◆ WHAT YOU ARE ASKED TO DO ◆
What lines below contain the word "battery"? Please pull each one out.

Interface dataset entries
□ □ □ □ □ □ □

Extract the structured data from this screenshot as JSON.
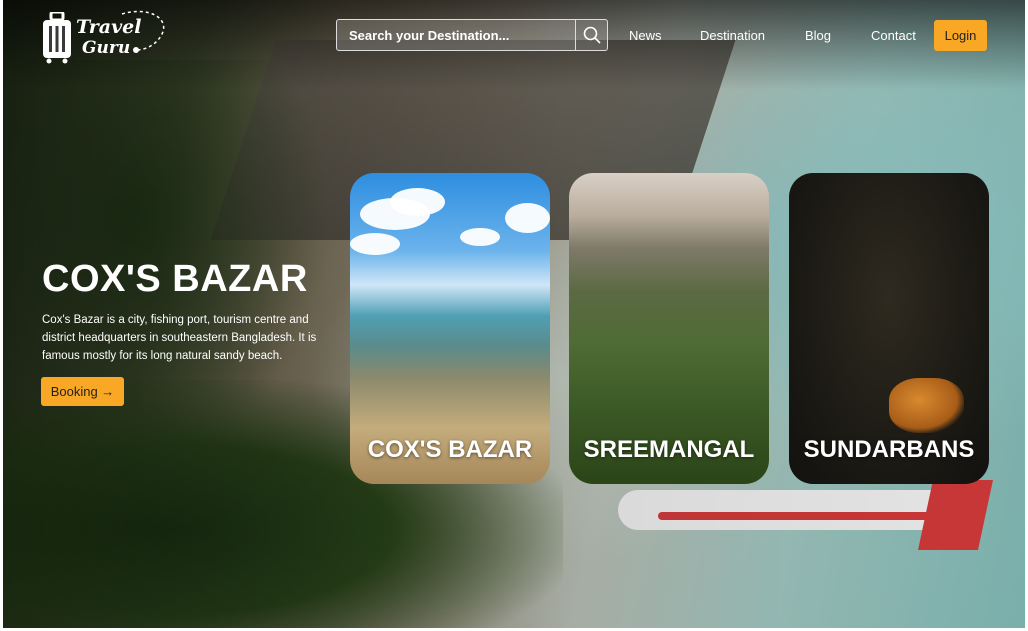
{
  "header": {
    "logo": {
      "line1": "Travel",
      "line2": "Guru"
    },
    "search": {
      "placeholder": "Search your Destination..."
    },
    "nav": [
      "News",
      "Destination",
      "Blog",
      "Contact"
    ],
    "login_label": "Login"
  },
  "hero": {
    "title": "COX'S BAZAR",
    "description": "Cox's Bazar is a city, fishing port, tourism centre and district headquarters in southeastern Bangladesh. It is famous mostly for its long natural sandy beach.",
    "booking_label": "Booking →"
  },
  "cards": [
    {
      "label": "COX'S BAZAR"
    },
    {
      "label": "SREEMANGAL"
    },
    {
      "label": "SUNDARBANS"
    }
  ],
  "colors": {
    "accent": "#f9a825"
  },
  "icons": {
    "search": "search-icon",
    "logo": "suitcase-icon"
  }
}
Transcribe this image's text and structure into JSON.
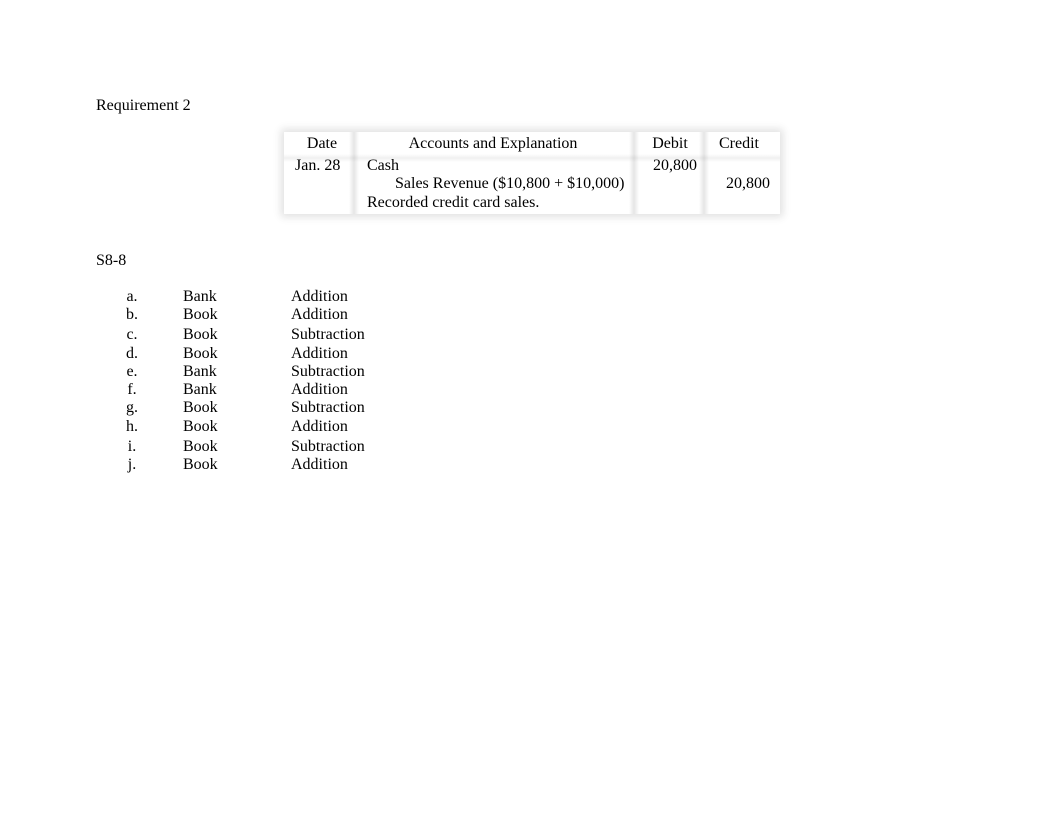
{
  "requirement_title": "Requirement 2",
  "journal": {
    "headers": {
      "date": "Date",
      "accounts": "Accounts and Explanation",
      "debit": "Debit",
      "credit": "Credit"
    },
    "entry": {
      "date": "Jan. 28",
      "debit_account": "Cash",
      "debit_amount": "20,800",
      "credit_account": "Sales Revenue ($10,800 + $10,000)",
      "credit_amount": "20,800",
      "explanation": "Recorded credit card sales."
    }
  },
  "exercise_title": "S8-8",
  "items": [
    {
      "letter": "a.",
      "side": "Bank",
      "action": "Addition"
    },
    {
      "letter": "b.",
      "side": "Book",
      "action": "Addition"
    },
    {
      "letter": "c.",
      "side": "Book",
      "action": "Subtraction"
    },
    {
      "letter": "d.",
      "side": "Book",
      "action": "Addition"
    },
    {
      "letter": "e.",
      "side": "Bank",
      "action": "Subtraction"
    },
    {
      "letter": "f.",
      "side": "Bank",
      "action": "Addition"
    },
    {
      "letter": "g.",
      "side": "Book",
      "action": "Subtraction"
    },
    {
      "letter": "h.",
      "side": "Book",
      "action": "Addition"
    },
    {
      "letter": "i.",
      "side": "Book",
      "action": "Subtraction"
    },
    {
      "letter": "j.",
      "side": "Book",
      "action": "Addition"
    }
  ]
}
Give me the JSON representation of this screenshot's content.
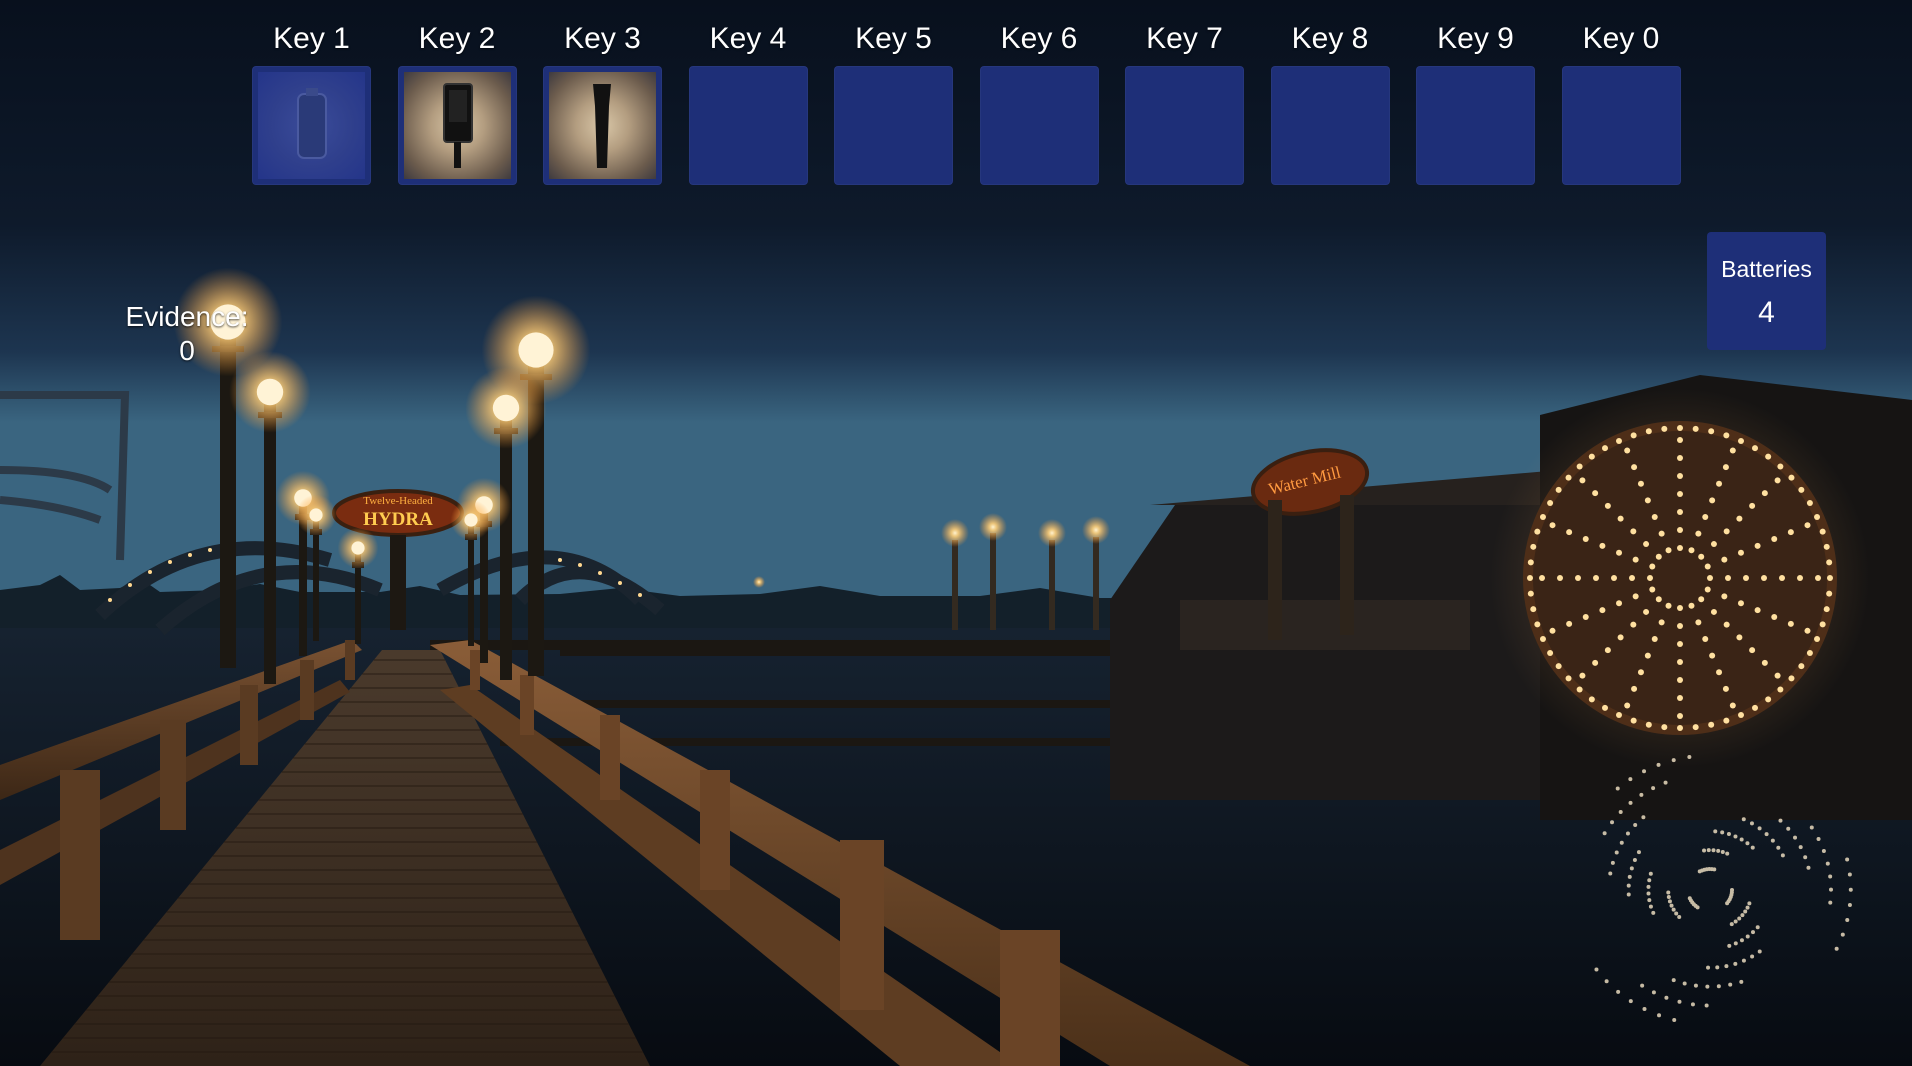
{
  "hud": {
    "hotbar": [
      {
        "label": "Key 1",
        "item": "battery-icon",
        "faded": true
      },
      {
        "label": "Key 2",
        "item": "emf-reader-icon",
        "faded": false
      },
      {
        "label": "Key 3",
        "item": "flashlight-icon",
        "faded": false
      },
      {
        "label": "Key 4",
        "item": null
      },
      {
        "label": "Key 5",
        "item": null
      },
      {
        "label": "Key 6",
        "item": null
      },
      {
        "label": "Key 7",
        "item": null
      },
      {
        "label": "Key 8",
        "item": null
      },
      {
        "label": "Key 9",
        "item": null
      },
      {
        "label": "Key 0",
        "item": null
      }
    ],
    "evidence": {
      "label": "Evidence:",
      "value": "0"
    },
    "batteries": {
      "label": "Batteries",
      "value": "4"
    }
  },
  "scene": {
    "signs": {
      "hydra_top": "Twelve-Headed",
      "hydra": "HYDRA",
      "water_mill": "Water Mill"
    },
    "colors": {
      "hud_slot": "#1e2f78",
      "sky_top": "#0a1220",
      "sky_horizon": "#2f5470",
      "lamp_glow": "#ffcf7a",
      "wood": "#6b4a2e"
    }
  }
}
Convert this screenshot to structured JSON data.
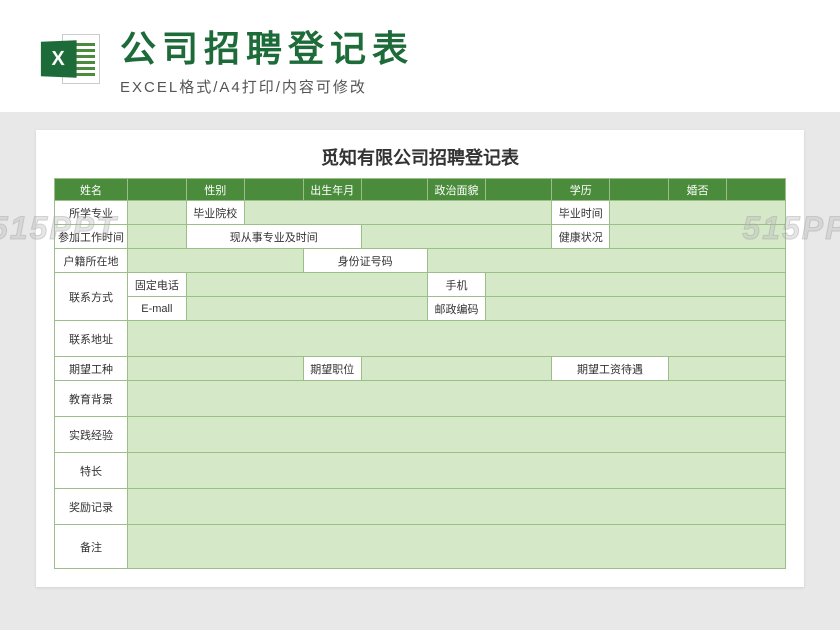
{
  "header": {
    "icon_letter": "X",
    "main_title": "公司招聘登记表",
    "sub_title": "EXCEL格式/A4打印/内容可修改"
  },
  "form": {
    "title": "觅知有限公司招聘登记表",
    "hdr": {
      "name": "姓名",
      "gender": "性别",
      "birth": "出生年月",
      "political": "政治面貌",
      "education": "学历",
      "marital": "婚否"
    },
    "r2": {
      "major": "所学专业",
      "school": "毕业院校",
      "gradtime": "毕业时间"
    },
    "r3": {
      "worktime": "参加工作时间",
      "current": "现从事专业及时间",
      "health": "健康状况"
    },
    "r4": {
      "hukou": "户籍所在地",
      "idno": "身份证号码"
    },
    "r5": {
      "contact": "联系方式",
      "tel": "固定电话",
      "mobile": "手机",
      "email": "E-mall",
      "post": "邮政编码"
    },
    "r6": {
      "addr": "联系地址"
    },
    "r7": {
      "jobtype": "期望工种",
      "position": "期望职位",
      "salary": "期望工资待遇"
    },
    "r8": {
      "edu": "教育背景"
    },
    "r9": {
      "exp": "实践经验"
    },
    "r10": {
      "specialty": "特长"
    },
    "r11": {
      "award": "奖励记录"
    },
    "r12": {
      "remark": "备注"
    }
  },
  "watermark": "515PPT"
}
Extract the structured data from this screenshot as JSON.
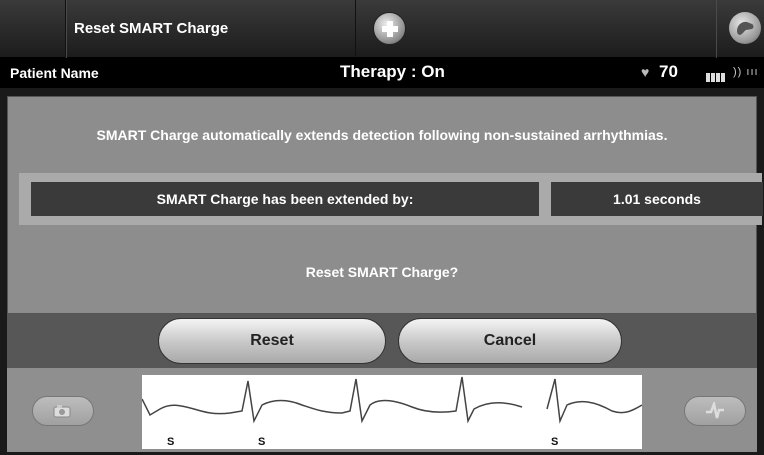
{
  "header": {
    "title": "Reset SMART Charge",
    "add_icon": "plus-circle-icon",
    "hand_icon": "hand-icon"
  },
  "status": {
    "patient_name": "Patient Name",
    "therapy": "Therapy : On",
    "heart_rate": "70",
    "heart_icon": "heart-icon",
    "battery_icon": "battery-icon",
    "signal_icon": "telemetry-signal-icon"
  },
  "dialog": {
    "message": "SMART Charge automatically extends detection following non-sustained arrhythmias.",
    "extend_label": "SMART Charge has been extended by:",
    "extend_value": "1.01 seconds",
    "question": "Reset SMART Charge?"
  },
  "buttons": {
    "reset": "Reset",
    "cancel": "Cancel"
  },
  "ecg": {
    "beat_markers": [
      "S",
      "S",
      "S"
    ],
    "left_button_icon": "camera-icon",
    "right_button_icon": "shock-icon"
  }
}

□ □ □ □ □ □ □

◆ OUTPUT OF THE TASK ◆
        "item": "battery-icon",
    "battery_icon": "battery-icon",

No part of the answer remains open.